Father-of-three jailed for transporting cocaine worth £4.5million

Police.
Police.

A drugs mule tasked with transporting 50kgs of cocaine worth £4.5million in order to pay off a £5,000 debt was today starting a five year prison sentence.

Joshua Anderson got into debt after a tumour on his bladder left him unable to work for three months and he was offered the chance to clear the £5,000 he owed by acting as a drugs courier.

At the last minute the Kempston father-of-three changed his mind and dumped two sports bags loaded with huge amounts of cocaine in a nearby hedge.

By then however the police were already alert to him, having spotted him speaking to a dealer and they arrested him when he went back to his car.

The massive quantity of cocaine found in Anderson’s car and in the bags that he dumped had a wholesale value of £2.5million and a street value of £4.5million, Reading Crown Court was told.

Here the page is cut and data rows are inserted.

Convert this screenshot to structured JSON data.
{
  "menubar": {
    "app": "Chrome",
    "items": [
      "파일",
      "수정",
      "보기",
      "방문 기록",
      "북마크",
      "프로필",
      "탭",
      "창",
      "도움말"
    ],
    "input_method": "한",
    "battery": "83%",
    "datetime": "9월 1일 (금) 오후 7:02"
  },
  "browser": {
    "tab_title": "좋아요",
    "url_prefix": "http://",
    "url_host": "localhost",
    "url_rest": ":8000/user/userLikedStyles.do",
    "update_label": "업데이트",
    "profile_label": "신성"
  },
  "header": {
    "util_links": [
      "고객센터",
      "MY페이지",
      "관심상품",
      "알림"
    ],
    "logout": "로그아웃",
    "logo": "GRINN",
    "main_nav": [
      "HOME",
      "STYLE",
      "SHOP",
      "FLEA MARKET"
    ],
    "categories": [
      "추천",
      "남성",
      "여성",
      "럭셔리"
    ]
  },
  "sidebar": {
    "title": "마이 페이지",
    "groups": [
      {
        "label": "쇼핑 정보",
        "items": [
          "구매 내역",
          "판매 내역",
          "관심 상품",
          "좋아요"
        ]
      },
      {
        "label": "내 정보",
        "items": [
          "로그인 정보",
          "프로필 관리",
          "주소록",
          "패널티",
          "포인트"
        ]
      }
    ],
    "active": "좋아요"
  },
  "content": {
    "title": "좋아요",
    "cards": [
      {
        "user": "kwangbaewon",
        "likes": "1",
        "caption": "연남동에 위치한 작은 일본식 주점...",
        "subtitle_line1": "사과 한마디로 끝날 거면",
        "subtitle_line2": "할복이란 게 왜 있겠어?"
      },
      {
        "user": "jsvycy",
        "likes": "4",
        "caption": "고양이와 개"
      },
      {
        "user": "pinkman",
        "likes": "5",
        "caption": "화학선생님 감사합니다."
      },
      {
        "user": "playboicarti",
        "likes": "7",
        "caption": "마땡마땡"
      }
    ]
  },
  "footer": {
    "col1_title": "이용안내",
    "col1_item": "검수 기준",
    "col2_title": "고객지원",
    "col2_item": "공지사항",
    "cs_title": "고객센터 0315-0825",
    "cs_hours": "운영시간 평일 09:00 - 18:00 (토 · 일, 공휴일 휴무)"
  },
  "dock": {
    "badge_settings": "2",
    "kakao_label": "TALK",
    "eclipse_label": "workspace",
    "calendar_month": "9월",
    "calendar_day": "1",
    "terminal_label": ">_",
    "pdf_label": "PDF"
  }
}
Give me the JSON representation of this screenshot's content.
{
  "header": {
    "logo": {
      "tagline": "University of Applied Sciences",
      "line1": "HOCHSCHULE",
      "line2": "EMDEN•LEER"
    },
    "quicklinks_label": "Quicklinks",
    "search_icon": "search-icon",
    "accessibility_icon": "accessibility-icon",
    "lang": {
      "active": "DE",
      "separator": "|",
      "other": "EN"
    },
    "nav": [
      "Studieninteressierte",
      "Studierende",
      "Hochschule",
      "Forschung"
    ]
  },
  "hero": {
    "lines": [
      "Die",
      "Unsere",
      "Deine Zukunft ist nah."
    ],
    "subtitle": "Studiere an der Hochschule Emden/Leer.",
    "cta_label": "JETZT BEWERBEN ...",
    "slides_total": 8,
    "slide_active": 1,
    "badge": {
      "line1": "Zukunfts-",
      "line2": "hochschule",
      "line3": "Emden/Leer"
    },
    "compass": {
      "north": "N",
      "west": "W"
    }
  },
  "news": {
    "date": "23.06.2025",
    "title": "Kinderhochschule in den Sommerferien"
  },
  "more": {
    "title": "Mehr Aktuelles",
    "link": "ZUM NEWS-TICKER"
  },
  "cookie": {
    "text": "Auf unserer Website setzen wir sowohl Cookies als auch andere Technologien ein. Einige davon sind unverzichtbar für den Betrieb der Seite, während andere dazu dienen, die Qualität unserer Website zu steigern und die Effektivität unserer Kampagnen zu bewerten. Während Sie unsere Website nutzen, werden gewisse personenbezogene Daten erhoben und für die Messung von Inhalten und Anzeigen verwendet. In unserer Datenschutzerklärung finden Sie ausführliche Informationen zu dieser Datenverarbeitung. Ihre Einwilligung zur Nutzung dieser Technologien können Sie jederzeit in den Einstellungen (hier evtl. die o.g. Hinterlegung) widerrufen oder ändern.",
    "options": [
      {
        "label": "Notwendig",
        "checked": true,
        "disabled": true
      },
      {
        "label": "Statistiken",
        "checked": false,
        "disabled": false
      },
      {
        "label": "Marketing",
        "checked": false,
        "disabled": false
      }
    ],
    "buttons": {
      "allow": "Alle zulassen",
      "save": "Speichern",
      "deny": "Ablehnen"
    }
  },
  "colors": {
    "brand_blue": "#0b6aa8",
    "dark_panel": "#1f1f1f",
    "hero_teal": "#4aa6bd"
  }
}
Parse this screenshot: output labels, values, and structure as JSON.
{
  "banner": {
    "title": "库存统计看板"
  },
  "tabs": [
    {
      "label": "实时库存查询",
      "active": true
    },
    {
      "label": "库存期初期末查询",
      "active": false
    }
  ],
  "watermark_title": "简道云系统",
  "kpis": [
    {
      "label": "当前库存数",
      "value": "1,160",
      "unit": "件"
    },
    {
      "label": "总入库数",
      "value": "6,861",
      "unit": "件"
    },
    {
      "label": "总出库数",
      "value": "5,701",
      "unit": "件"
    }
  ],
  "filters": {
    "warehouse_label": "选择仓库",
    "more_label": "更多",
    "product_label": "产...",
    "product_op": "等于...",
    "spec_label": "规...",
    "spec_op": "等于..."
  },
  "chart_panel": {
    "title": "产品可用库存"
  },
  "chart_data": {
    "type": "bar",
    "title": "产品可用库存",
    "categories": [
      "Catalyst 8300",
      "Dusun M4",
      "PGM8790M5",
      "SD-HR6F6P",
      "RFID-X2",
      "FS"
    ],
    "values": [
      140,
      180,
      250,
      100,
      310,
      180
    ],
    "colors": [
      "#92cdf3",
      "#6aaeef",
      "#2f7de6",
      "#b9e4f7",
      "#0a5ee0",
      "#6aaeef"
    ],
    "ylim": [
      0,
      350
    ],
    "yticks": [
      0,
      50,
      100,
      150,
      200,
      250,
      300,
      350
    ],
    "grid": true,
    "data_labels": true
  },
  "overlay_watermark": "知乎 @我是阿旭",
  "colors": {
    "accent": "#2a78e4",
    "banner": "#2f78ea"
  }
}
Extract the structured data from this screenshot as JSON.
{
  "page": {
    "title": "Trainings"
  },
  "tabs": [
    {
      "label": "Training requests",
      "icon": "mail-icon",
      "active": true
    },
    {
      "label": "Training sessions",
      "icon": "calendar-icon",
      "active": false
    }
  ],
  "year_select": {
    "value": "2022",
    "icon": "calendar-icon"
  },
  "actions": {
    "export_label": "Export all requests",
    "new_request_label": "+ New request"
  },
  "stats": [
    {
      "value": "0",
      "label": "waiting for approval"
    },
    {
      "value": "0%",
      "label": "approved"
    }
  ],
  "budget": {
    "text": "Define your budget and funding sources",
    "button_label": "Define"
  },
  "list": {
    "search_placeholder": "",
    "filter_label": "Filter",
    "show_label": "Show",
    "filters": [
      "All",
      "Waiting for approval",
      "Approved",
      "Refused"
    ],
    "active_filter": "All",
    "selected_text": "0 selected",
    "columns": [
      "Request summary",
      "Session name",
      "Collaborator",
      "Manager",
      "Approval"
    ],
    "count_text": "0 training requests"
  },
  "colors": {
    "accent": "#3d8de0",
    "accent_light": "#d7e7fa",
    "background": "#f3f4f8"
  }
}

Anderson, who is 32 and lives in The Glen, admitted being concerned in the supply of a Class A drug.

The court heard he turned to drug running as a means of paying off a debt after his bouncy castle hire business failed to earn enough money to clear the £5,000 that he owed.

Robert Lindsey, prosecuting, told the court that Anderson came to police officers’ attention while acting “in a nervous and suspicious manner” in an area of Bracknell, Berks, that he said was “well known for drug dealing.”

Another man - who has not been identified or arrested - approached his red Vauxhall Astra car and together they drove away.

Officers lost sight of the car but spotted the other man a short time later and were able to find Anderson parked in nearby street.

Mr Lindsey told the court: “He [the other man] was carrying a large black holdall bag and was labouring under a heavy weight.

“He was seen placing it in the boot of a silver Citroen estate. Officers approached the male. His response was to flee the scene, speeding away in the Citroen and narrowly missing one of the officers.

“They found the Citroen car in close proximity to the red Astra hired by the defendant. The Citroen was unlocked. The officers searched the boot and found a large black Slazenger sports bag containing a large number of packages the size of VHS tapes.”

The Astra was locked while Anderson tried to hide the rest of the stash in hedges nearby. He returned to the car, which was searched by officers who arrested him after finding the two sports bags containing the cocaine.

Mr Lindsey said: “Both bags contained a large number of brown taped-up packages, similar to those found in the Citroen.”

The court was told that Anderson has two convictions for seven offences, all bar one of which - for theft - are for minor motoring matters.

Giuseppina Silvio, defending, said Anderson only agreed to carry out the drug running operation as a means of sorting out his finances.

Miss Silvio said: “He’s a young man who, unfortunately, in December 2012 suffered a tumour on his bladder. He was in hospital for some time and was unable to work for three months.

“His partner, and mother of their three children, although she worked part time had to survive by use of their overdraft, up to £10,000.

“He asked someone if he would loan him £5,000. He wasn’t making sufficient funds and there was pressure put on him to repay it.

“The debts were now £15,000. In discussions with this particular person, it was suggested there would be a way he could repay that loan. He wasn’t told the entire details, but he accepts he must have suspected it was something untoward.

“A bag was placed in the back of his car. He was told to drive to an estate, and was told to wait in the car. Other persons came to the boot of the car and returned with two bags.

“He panicked and thought something wasn’t quite right. He got out of the car and decided he had to dump those two bags.

“He has placed his family in a very difficult position through trying to clear a debt - that is what he was trying to do.”

She added by way of mitigation: “Whoever was to have those drugs hasn’t had those drugs.”

Passing sentence, Judge Johanna Cutts told Anderson: “It is a sorry tale. Class A drugs cause misery to very many people. There’s misery of addiction to the individuals involved; there’s misery to society as those addicted beg and steal to feed their habit.

“You state you owed a debt to another of £5,000 and agreed to drive a package as a courier in order to clear that debt. You say you were unaware drugs were involved until just before your arrest. You knew you had items that were untoward and certainly illegal.

“You’ve clearly placed your family in a very difficult position; in every way you’ve made matters worse.”